“I was so happy that we could work during this difficult time,” she said. “When I realized that the family and I could meet with the entire team, which could often be more than a dozen people and get this done, I realized how much better this was and how much time is saved for everyone.”
CLEP provided invaluable help for Lisa Fitton.
Her son Andrew, who is on the autism spectrum and turned 21 in July, needed to move from the juvenile treatment facility he had been living in for the past year to a home for adults.
Andrew had lived at home with his mother before with some at-home support, but exhibited violent outbursts for a number of years and needed medication adjustment and more behavioral support.
Fitton was at the beginning of looking for an adult home for her son when she met the counselors at CLEP in January. Shortly afterwards, the pandemic put an end to meeting in person, touring houses and face-to-face meetings with the people who would oversee her son’s living arrangements.
“One day we were meeting in person and then we had to do everything by phone and Zoom sessions,” said Fitton. “I have to say I don’t think I missed anything because of this. The people from CLEP were wonderful, very professional and very knowledgeable because some of them had gone through this with their own kids.”
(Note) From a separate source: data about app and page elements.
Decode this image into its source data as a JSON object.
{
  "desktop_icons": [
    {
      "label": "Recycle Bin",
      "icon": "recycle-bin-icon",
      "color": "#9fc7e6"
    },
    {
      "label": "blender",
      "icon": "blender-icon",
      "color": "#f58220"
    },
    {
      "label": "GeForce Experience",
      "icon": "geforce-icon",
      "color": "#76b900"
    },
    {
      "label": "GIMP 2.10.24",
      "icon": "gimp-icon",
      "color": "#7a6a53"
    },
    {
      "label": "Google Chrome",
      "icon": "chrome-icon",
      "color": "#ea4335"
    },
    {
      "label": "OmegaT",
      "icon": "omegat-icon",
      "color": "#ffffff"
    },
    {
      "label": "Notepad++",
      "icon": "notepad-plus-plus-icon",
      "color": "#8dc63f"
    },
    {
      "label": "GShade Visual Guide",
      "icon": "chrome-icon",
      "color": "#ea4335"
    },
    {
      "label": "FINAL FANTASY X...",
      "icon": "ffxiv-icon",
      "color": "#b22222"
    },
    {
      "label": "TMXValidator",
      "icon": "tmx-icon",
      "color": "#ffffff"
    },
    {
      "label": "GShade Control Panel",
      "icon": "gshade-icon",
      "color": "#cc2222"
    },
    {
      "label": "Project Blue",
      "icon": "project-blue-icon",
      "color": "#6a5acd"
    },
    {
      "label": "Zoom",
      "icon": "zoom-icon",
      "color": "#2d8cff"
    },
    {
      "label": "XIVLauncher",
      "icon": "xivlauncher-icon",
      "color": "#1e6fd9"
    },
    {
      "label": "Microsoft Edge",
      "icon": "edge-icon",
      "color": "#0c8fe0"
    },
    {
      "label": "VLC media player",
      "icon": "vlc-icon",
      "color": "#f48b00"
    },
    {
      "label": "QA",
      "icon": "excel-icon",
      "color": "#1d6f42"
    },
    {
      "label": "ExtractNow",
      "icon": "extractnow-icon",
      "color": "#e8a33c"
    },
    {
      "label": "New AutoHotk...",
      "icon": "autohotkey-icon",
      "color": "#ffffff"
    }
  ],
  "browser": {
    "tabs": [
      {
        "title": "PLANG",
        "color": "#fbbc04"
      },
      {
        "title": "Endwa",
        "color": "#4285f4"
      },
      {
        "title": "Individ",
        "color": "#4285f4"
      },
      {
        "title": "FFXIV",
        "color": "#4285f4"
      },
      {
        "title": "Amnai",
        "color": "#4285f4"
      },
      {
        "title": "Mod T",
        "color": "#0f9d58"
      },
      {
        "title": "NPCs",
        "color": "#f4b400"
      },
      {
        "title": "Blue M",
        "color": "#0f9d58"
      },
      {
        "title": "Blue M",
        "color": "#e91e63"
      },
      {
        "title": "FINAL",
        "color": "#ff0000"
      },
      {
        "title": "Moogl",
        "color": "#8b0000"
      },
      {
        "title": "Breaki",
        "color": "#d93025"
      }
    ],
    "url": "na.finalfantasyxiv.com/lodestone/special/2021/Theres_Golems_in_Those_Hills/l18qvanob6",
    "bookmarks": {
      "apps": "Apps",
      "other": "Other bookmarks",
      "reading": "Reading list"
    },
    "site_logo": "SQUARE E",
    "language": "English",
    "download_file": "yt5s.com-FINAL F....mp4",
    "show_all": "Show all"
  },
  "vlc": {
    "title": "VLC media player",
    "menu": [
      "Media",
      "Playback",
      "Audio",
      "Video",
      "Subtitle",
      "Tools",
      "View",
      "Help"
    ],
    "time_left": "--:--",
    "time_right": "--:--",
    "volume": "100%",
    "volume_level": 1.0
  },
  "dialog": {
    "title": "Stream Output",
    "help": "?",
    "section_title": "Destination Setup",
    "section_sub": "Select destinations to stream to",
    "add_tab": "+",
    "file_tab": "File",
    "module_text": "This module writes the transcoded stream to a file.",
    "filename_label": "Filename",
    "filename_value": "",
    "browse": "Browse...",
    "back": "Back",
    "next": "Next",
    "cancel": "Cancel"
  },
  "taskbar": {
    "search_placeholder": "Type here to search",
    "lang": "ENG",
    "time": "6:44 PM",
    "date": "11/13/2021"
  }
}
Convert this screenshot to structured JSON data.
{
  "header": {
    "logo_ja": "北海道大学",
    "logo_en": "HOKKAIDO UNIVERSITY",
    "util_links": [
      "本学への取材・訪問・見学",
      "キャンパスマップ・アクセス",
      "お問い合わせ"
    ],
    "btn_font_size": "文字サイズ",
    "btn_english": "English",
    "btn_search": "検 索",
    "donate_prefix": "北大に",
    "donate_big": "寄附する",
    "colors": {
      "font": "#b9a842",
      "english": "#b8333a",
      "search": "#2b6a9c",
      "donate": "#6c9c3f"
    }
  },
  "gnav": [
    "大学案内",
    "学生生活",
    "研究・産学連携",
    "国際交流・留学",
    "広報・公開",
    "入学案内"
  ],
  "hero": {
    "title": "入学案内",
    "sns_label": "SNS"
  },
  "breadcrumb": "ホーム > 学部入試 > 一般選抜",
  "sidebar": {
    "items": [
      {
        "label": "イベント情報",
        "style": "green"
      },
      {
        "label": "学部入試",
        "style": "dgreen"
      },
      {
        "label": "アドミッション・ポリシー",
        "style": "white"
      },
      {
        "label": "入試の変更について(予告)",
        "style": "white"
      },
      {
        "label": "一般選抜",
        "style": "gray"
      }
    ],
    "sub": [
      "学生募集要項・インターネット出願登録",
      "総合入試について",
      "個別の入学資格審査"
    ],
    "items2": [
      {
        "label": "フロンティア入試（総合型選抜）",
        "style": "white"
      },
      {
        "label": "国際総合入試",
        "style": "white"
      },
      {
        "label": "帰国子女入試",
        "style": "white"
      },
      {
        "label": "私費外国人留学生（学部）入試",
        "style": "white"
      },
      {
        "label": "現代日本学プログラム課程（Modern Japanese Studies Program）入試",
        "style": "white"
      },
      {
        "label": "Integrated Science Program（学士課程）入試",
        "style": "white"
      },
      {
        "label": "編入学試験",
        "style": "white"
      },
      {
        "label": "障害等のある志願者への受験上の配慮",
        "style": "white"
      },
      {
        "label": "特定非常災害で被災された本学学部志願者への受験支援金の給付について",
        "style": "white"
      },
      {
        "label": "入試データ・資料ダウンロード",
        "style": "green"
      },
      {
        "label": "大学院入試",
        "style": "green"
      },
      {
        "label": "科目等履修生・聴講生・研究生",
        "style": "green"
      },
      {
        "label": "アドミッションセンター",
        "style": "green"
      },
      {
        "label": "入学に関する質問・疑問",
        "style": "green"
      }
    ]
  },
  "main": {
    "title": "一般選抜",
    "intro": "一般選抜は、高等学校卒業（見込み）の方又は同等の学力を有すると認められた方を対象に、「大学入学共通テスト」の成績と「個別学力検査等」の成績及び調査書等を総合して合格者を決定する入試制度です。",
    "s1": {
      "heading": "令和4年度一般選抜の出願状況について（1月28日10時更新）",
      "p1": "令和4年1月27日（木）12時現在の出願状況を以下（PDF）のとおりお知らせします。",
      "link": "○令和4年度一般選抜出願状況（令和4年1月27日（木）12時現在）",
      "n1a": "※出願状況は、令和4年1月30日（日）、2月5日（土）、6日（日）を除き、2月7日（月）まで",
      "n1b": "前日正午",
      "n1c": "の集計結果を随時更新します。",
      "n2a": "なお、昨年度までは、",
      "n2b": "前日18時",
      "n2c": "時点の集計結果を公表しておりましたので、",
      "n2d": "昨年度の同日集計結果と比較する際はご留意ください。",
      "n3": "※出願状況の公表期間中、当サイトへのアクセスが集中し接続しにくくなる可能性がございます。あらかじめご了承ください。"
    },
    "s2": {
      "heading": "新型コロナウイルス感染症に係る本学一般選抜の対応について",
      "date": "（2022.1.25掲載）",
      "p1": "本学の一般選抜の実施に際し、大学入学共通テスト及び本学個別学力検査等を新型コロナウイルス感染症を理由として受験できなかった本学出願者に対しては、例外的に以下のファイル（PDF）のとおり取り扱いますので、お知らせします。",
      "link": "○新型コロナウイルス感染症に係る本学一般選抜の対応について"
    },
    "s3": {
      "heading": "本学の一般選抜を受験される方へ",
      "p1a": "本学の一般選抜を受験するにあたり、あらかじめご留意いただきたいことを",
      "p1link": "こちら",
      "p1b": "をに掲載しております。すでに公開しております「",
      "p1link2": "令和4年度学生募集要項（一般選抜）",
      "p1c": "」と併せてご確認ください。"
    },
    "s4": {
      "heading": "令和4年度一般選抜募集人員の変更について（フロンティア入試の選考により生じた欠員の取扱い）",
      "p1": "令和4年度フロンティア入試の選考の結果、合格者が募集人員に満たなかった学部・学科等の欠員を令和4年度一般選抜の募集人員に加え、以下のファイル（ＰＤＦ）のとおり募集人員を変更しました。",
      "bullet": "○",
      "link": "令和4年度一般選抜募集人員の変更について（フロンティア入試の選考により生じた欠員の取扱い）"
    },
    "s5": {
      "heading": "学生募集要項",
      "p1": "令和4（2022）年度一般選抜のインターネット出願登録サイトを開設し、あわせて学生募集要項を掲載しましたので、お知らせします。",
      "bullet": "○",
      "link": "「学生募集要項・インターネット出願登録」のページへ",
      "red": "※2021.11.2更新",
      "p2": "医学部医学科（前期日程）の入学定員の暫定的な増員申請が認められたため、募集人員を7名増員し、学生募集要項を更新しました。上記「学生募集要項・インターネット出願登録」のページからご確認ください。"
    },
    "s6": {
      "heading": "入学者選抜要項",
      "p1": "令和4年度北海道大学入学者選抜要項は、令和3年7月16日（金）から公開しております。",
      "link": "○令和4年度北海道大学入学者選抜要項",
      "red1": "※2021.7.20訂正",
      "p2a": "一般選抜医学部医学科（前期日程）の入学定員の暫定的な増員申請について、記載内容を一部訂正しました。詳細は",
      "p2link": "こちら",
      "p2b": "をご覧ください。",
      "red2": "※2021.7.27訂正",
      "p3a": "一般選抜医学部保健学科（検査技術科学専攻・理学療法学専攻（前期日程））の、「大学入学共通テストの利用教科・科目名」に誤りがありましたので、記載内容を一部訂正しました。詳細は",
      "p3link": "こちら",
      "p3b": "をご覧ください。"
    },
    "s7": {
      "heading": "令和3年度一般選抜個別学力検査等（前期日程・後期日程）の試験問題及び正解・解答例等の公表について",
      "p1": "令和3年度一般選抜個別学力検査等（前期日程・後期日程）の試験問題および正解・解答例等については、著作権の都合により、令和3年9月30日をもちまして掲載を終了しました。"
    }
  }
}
Besides helping her to find a home for Andrew, Fitton said the CLEP team also helped her navigate the system and learn how to best advocate for her son who could be more challenging to place because of his behavior. They assured her that with proper support and careful selection Andrew could find a home where they both could feel secure.
“My son is going to have a lifetime of needs and if wasn’t for CLEP I might have picked the first provider that came along without thinking about what he needed now and much later on,” Fitton said.
Colleen McKay Wharton, CLEP director at Rutgers, said the changes that needed to be made to accommodate families during the COVID-19 pandemic led to some unexpected benefits for the staff and those seeking support and guidance that could remain post COVID-19.
“In spite of the expectations that virtual meetings and planning processes would result in less human connections, in fact it has proven to be very person-centered,” she said. “It has allowed more participation from those involved in the process and often decisions made more quickly. A win-win all around.”